**RECORDS SHOWN:**
Segment Open
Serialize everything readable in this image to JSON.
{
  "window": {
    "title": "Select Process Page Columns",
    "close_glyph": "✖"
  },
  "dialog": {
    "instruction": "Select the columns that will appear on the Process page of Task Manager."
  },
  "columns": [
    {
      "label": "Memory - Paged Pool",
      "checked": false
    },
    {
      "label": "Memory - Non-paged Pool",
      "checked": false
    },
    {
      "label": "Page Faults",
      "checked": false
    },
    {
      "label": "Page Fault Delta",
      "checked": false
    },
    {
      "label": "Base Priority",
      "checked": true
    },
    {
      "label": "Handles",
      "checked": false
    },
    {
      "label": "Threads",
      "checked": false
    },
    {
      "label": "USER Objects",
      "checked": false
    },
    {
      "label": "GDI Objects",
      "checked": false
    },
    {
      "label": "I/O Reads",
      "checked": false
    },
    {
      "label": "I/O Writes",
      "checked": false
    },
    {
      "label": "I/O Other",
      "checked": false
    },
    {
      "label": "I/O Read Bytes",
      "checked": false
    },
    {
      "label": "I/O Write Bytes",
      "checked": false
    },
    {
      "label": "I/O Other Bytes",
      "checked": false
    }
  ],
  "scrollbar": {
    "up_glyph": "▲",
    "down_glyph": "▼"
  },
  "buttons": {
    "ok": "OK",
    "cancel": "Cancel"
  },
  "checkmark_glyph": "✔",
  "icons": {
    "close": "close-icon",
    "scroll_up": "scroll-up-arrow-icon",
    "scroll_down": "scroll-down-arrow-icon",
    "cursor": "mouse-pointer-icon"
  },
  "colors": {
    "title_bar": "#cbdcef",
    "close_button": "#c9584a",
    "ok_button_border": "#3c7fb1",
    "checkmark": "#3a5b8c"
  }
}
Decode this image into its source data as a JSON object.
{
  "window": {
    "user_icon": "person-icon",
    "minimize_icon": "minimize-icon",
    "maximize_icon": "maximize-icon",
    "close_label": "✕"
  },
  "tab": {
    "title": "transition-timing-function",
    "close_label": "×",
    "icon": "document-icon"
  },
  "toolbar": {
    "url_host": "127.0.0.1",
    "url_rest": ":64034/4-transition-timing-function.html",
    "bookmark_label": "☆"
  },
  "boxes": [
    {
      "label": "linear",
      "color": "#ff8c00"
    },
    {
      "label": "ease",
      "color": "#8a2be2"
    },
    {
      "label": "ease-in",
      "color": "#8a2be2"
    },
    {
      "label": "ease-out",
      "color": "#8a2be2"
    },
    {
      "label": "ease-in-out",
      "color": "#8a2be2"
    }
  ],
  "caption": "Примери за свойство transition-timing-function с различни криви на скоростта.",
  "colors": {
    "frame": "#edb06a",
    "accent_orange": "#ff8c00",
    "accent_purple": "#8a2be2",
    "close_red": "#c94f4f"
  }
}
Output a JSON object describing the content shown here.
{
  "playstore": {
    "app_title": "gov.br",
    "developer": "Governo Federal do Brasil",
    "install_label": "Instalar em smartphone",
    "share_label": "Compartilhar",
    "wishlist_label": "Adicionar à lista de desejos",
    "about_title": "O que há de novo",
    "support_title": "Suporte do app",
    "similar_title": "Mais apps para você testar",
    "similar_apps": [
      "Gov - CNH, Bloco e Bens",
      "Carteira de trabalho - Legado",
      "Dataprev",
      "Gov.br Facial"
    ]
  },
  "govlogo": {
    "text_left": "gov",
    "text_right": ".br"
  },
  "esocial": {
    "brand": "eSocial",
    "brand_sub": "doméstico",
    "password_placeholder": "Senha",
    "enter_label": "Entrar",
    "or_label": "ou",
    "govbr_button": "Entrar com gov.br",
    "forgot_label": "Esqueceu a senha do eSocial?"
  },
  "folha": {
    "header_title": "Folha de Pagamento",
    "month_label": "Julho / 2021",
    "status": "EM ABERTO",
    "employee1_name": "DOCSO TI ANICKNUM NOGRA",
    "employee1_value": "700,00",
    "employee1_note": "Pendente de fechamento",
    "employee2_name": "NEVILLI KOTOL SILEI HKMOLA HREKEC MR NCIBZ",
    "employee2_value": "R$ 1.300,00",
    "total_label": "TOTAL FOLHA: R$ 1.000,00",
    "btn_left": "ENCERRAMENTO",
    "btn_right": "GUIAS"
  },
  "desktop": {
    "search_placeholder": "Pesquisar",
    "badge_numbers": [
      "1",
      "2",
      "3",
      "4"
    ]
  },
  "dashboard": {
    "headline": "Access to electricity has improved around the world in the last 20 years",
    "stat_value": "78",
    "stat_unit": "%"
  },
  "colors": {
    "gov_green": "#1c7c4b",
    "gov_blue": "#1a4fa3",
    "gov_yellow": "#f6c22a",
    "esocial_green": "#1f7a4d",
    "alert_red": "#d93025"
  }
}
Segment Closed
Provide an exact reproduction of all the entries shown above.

**EXPECTED OUTPUT:**
Serialize everything readable in this image to JSON.
{
  "window": {
    "title": "Select Process Page Columns",
    "close_glyph": "✖"
  },
  "dialog": {
    "instruction": "Select the columns that will appear on the Process page of Task Manager."
  },
  "columns": [
    {
      "label": "Memory - Paged Pool",
      "checked": false
    },
    {
      "label": "Memory - Non-paged Pool",
      "checked": false
    },
    {
      "label": "Page Faults",
      "checked": false
    },
    {
      "label": "Page Fault Delta",
      "checked": false
    },
    {
      "label": "Base Priority",
      "checked": true
    },
    {
      "label": "Handles",
      "checked": false
    },
    {
      "label": "Threads",
      "checked": false
    },
    {
      "label": "USER Objects",
      "checked": false
    },
    {
      "label": "GDI Objects",
      "checked": false
    },
    {
      "label": "I/O Reads",
      "checked": false
    },
    {
      "label": "I/O Writes",
      "checked": false
    },
    {
      "label": "I/O Other",
      "checked": false
    },
    {
      "label": "I/O Read Bytes",
      "checked": false
    },
    {
      "label": "I/O Write Bytes",
      "checked": false
    },
    {
      "label": "I/O Other Bytes",
      "checked": false
    }
  ],
  "scrollbar": {
    "up_glyph": "▲",
    "down_glyph": "▼"
  },
  "buttons": {
    "ok": "OK",
    "cancel": "Cancel"
  },
  "checkmark_glyph": "✔",
  "icons": {
    "close": "close-icon",
    "scroll_up": "scroll-up-arrow-icon",
    "scroll_down": "scroll-down-arrow-icon",
    "cursor": "mouse-pointer-icon"
  },
  "colors": {
    "title_bar": "#cbdcef",
    "close_button": "#c9584a",
    "ok_button_border": "#3c7fb1",
    "checkmark": "#3a5b8c"
  }
}
Decode this image into its source data as a JSON object.
{
  "window": {
    "user_icon": "person-icon",
    "minimize_icon": "minimize-icon",
    "maximize_icon": "maximize-icon",
    "close_label": "✕"
  },
  "tab": {
    "title": "transition-timing-function",
    "close_label": "×",
    "icon": "document-icon"
  },
  "toolbar": {
    "url_host": "127.0.0.1",
    "url_rest": ":64034/4-transition-timing-function.html",
    "bookmark_label": "☆"
  },
  "boxes": [
    {
      "label": "linear",
      "color": "#ff8c00"
    },
    {
      "label": "ease",
      "color": "#8a2be2"
    },
    {
      "label": "ease-in",
      "color": "#8a2be2"
    },
    {
      "label": "ease-out",
      "color": "#8a2be2"
    },
    {
      "label": "ease-in-out",
      "color": "#8a2be2"
    }
  ],
  "caption": "Примери за свойство transition-timing-function с различни криви на скоростта.",
  "colors": {
    "frame": "#edb06a",
    "accent_orange": "#ff8c00",
    "accent_purple": "#8a2be2",
    "close_red": "#c94f4f"
  }
}
Output a JSON object describing the content shown here.
{
  "playstore": {
    "app_title": "gov.br",
    "developer": "Governo Federal do Brasil",
    "install_label": "Instalar em smartphone",
    "share_label": "Compartilhar",
    "wishlist_label": "Adicionar à lista de desejos",
    "about_title": "O que há de novo",
    "support_title": "Suporte do app",
    "similar_title": "Mais apps para você testar",
    "similar_apps": [
      "Gov - CNH, Bloco e Bens",
      "Carteira de trabalho - Legado",
      "Dataprev",
      "Gov.br Facial"
    ]
  },
  "govlogo": {
    "text_left": "gov",
    "text_right": ".br"
  },
  "esocial": {
    "brand": "eSocial",
    "brand_sub": "doméstico",
    "password_placeholder": "Senha",
    "enter_label": "Entrar",
    "or_label": "ou",
    "govbr_button": "Entrar com gov.br",
    "forgot_label": "Esqueceu a senha do eSocial?"
  },
  "folha": {
    "header_title": "Folha de Pagamento",
    "month_label": "Julho / 2021",
    "status": "EM ABERTO",
    "employee1_name": "DOCSO TI ANICKNUM NOGRA",
    "employee1_value": "700,00",
    "employee1_note": "Pendente de fechamento",
    "employee2_name": "NEVILLI KOTOL SILEI HKMOLA HREKEC MR NCIBZ",
    "employee2_value": "R$ 1.300,00",
    "total_label": "TOTAL FOLHA: R$ 1.000,00",
    "btn_left": "ENCERRAMENTO",
    "btn_right": "GUIAS"
  },
  "desktop": {
    "search_placeholder": "Pesquisar",
    "badge_numbers": [
      "1",
      "2",
      "3",
      "4"
    ]
  },
  "dashboard": {
    "headline": "Access to electricity has improved around the world in the last 20 years",
    "stat_value": "78",
    "stat_unit": "%"
  },
  "colors": {
    "gov_green": "#1c7c4b",
    "gov_blue": "#1a4fa3",
    "gov_yellow": "#f6c22a",
    "esocial_green": "#1f7a4d",
    "alert_red": "#d93025"
  }
}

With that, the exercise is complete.